Try to explain to people from out of the area about the scope of Clarion’s Autumn Leaf Festival, and you’ll have many folks scratching their heads in bewilderment. After all, how many festivals prompt schools, government offices and even some businesses to shut down for a full day?
After not being able to enjoy the full breadth of ALF last year, it’s back and having a good week so far. But the biggest events are yet to come.
On Friday, Oct. 8, the ALF Farmers & Crafters Day returns to downtown Clarion, with Main Street packed with booths and crowds all the way from Second Avenue to Eighth Avenue. Entertainment in the evening will include the classic rock band “Legends” from 7:30 to 10 p.m. in downtown Clarion.
On Saturday, the morning will feature the Walk to End Alzheimer’s starting at 8 a.m. on the courthouse lawn.
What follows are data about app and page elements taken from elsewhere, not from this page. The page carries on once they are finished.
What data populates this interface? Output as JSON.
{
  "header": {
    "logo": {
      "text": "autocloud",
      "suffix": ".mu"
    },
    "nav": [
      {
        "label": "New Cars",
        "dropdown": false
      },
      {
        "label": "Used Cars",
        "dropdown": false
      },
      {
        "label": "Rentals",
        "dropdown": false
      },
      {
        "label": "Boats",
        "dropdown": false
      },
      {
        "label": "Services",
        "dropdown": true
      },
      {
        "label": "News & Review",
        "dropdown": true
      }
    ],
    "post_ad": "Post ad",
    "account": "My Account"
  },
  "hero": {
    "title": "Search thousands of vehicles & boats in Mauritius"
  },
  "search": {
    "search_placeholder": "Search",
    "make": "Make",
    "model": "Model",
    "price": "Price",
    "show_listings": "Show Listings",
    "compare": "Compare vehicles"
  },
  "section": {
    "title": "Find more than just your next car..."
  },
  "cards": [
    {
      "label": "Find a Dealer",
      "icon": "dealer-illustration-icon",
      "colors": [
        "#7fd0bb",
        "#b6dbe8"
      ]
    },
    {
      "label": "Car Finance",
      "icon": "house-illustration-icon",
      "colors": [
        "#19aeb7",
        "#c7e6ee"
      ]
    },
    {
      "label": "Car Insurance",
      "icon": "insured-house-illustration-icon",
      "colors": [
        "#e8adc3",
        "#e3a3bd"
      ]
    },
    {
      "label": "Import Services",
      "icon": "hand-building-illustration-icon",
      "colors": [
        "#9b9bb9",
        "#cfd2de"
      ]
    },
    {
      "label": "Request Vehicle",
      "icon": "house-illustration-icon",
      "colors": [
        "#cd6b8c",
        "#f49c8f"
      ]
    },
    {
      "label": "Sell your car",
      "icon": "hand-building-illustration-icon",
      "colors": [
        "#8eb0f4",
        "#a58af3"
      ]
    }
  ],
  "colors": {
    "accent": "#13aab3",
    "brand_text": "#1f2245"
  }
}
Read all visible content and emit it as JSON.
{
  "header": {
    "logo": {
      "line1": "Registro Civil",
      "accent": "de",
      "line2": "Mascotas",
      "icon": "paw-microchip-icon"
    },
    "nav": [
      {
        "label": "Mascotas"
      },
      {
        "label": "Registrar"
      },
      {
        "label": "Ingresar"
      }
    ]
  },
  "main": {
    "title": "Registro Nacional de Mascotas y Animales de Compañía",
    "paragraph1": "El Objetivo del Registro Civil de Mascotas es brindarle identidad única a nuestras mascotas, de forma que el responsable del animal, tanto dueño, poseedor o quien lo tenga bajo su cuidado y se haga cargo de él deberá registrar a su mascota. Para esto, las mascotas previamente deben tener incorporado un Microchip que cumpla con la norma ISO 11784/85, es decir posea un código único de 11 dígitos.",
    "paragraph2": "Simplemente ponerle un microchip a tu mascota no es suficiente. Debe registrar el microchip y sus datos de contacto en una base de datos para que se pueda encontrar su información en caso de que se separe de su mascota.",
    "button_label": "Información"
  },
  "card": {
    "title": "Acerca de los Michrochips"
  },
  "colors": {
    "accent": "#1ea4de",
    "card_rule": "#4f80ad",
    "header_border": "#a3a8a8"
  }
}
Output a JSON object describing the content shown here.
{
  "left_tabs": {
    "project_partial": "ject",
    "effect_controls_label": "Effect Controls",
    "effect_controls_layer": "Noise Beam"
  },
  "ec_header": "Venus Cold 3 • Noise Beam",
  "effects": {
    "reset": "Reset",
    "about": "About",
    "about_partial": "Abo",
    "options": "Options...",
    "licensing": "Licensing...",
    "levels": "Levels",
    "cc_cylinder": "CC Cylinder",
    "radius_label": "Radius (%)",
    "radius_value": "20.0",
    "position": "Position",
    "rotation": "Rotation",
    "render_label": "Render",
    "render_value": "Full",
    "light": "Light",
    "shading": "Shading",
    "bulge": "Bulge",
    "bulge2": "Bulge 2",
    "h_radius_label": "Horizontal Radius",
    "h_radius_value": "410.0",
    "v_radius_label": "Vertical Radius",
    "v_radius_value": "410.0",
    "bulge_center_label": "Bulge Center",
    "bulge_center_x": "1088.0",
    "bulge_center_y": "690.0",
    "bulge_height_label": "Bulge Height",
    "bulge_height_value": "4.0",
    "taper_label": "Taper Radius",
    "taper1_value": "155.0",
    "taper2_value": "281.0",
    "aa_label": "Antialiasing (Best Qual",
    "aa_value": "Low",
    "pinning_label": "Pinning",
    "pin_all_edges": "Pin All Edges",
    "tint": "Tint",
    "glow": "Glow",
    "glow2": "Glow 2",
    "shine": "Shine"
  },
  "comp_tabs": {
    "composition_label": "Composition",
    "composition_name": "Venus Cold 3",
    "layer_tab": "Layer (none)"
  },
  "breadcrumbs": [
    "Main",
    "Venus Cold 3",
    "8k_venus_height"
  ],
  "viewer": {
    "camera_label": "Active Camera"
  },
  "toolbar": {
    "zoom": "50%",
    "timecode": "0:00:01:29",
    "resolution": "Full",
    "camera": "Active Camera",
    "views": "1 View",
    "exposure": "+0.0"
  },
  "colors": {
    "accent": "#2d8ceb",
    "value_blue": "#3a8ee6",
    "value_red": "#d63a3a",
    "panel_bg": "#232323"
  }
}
The big event for the day is the Tournament of Leaves Parade, which steps off at noon and winds its way through town to Clarion University’s Memorial Stadium.
Celebrating Homecoming, the Clarion University Golden Eagles will take on IUP at 2 p.m. Later in the day, oldies band “American Pie” will perform in front of the courthouse starting at 5:30 p.m.
Autumn Leaf Festival wraps up on Sunday, Oct. 10, with the Antique Tractor Show along Main Street from noon to 5 p.m., with live music by the Route 8 Band.
* * *
While you are up at ALF this week, check out the Clarion Model Railroad Club’s train displays in the basement of the Clarion Masonic Lodge along Main Street.
The display is open to the public, with free admission, on Wednesday and Thursday from 6 to 8 p.m., Friday and Saturday from 10 a.m. to 4 p.m. and Sunday from noon to 4 p.m. Enter through the rear entrance.
* * *
Halloween is coming up fast, and The Leader-Vindicator has you covered with our Halloween Happenings event list, which can be found weekly in the newspaper.
To have your community’s Trick-or-Treat and other public Halloween events listed free of charge, just email the information to us at firstname.lastname@example.org.
* * *
Although most of Clarion County celebrates this Friday with a day off for the Autumn Leaf Festival, don’t forget that Monday is the federal holiday for Columbus Day and Indigenous People’s Day.
Post offices, banks and some businesses will be closed on Monday in observance.
Also, the Pennsylvania Department of Transportation (PennDOT) has announced that all driver license and photo centers will be closed Saturday, Oct. 9, through Monday, Oct. 11, in observance of Columbus Day.
* * *
Each week, The Leader-Vindicator recognizes one of our many subscribers as the Subscriber of the Week, and we publish their name on Page A-2 of the newspaper.
From those weekly winners, we also select one loyal reader as our Subscriber of the Month, who wins one free month of The L-V added to their subscription.
For September, the Subscriber of the Month is Robert Young of Fairmount City. Congratulations!
To subscribe to The Leader-Vindicator and support hometown journalism, give Adele a call at (814) 275-3131 ext. 221.